# [What the task asks]
Some lines below hold "audio". Pick them out and copy them.

# [Dataset]
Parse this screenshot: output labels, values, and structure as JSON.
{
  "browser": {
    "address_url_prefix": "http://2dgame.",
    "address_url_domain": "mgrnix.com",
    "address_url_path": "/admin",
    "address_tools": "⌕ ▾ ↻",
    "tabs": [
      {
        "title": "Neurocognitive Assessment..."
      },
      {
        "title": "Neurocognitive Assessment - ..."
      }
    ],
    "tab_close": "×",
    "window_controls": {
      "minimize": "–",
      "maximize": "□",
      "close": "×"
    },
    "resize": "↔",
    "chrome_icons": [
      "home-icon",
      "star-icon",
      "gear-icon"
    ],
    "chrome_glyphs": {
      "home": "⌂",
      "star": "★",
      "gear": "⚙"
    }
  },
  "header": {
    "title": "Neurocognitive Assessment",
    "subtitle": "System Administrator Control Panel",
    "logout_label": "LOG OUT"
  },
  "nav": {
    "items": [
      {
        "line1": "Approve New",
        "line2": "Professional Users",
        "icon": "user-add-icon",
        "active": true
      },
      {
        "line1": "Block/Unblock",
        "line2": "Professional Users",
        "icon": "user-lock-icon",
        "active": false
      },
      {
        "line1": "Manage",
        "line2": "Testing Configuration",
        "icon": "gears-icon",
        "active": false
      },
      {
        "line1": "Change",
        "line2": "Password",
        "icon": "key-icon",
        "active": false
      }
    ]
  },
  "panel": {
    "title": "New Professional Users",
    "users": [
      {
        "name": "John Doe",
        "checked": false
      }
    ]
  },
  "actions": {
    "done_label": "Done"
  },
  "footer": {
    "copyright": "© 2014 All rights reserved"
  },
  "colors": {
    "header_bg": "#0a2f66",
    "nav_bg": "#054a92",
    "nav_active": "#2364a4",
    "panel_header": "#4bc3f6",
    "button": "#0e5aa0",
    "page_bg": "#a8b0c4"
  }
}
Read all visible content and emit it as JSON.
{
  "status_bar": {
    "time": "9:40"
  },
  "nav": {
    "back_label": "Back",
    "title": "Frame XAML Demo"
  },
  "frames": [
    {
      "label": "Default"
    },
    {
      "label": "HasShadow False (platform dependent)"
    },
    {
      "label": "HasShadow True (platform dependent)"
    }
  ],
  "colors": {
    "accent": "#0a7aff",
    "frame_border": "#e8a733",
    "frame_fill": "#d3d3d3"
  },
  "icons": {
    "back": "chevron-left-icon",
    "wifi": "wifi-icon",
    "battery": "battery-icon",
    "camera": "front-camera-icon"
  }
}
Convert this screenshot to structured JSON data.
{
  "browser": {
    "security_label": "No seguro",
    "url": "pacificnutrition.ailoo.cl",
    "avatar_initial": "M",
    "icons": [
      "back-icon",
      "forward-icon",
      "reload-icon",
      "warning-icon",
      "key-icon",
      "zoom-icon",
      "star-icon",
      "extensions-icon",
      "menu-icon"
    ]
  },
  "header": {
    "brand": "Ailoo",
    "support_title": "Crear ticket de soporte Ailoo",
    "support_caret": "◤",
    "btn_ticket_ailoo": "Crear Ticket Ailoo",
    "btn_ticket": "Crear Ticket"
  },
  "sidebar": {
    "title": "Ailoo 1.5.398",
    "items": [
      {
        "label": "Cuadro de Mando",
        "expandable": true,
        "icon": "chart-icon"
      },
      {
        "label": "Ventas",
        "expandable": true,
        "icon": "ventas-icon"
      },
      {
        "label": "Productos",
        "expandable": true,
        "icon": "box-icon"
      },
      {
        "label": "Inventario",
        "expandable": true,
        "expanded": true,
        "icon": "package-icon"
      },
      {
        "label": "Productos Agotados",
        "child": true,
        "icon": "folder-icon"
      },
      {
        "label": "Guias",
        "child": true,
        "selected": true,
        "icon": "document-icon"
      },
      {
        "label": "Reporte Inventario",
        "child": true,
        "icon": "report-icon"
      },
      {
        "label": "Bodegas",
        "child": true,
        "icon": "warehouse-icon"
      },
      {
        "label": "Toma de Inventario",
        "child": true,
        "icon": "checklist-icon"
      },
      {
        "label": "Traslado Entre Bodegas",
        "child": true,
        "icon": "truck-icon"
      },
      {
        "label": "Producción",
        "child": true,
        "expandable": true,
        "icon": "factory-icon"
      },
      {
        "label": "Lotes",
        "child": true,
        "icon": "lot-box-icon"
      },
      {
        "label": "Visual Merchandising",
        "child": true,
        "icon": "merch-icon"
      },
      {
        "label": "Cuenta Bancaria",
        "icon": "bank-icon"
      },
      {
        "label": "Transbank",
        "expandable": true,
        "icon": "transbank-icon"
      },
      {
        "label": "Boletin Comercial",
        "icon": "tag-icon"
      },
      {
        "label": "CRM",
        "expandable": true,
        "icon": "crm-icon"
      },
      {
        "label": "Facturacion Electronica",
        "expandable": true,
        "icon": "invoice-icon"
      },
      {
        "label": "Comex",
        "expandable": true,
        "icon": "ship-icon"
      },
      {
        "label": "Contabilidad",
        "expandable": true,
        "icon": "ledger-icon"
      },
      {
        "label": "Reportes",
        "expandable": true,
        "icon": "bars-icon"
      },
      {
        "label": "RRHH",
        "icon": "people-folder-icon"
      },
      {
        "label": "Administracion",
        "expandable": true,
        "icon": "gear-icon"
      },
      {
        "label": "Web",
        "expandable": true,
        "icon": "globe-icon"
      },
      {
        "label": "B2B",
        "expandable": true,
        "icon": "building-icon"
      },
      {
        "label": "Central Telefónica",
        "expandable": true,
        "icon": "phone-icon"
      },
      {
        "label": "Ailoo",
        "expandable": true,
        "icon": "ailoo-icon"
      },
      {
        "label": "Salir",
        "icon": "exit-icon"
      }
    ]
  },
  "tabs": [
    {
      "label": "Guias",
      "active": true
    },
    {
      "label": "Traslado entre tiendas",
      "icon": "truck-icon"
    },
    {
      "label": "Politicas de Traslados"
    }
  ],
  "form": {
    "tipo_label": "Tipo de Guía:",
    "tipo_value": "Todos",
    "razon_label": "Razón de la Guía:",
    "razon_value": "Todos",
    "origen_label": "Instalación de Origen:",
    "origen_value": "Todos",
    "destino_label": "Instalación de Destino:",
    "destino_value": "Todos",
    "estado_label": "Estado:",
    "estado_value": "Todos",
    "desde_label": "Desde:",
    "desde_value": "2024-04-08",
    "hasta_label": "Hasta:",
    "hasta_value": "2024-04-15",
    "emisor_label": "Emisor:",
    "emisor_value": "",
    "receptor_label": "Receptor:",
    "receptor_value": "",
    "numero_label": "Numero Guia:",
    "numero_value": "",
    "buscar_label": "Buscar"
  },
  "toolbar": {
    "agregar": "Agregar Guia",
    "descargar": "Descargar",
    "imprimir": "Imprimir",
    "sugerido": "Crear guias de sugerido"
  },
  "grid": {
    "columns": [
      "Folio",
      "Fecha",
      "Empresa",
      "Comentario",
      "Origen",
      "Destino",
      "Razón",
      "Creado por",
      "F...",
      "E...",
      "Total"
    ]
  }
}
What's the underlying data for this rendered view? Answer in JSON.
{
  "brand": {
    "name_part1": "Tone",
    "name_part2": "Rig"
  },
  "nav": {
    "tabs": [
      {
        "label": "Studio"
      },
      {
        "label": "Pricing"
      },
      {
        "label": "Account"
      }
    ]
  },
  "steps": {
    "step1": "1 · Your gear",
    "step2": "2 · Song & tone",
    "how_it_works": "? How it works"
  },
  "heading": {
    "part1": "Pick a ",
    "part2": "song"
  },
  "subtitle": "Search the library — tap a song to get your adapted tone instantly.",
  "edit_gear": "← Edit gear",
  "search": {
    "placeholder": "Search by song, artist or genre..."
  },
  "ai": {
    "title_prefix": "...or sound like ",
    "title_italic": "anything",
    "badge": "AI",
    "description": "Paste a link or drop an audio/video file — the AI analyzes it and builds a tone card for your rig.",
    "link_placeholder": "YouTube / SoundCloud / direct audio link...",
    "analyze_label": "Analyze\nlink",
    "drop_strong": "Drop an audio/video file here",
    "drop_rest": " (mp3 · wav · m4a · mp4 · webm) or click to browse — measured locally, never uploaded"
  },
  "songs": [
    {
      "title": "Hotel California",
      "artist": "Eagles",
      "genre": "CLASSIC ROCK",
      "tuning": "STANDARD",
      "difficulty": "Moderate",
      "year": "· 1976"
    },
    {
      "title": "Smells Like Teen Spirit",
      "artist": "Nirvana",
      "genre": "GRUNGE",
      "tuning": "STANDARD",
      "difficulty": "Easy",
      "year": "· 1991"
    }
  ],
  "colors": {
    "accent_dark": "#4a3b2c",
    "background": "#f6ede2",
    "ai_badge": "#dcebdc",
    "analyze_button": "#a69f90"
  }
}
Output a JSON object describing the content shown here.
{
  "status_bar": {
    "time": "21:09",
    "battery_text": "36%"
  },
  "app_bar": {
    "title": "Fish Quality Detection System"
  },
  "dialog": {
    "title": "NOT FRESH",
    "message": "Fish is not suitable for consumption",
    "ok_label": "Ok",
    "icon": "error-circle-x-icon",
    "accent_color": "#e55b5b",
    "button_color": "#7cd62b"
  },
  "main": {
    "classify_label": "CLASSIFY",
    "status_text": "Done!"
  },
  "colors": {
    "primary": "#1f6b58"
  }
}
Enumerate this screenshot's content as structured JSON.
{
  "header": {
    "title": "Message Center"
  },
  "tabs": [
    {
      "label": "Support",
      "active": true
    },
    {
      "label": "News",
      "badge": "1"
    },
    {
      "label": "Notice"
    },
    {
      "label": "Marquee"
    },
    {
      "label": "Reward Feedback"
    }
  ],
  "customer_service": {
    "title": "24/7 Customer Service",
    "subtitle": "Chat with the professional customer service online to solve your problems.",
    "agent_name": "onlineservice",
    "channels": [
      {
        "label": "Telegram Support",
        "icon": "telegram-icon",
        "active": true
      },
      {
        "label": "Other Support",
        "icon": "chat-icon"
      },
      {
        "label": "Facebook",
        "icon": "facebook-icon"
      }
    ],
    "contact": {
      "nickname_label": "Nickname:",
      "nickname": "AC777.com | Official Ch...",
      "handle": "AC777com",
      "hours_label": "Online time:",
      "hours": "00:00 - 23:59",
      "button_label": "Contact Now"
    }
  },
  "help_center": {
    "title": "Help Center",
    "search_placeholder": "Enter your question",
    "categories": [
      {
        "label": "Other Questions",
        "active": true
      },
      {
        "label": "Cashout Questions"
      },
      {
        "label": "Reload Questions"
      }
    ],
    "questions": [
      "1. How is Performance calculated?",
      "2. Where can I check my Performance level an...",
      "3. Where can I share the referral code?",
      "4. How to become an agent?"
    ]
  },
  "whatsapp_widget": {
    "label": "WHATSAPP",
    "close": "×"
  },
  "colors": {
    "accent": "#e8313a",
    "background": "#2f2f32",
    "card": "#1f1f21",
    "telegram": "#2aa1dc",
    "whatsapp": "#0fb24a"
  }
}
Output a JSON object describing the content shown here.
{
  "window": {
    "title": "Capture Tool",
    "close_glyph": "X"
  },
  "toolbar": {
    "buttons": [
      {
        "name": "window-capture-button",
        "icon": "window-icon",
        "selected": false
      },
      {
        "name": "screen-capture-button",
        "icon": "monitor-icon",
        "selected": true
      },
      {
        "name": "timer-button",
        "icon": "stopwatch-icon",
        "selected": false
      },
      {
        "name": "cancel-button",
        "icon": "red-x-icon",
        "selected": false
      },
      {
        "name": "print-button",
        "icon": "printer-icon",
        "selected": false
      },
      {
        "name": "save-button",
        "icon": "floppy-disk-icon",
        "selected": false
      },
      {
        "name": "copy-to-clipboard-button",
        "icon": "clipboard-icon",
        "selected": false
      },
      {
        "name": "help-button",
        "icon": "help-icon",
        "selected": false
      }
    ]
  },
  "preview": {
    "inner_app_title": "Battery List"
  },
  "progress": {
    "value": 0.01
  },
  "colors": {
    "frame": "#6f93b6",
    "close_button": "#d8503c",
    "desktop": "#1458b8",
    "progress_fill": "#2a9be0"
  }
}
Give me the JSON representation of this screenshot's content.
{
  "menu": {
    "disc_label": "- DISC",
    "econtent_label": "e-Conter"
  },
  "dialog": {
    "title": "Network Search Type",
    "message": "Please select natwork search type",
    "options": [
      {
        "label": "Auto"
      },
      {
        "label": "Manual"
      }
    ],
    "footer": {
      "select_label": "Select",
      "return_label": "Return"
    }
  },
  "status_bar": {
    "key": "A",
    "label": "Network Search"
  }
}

# [Problem solution]
    "description": "Paste a link or drop an audio/video file — the AI analyzes it and builds a tone card for your rig.",
    "link_placeholder": "YouTube / SoundCloud / direct audio link...",
    "drop_strong": "Drop an audio/video file here",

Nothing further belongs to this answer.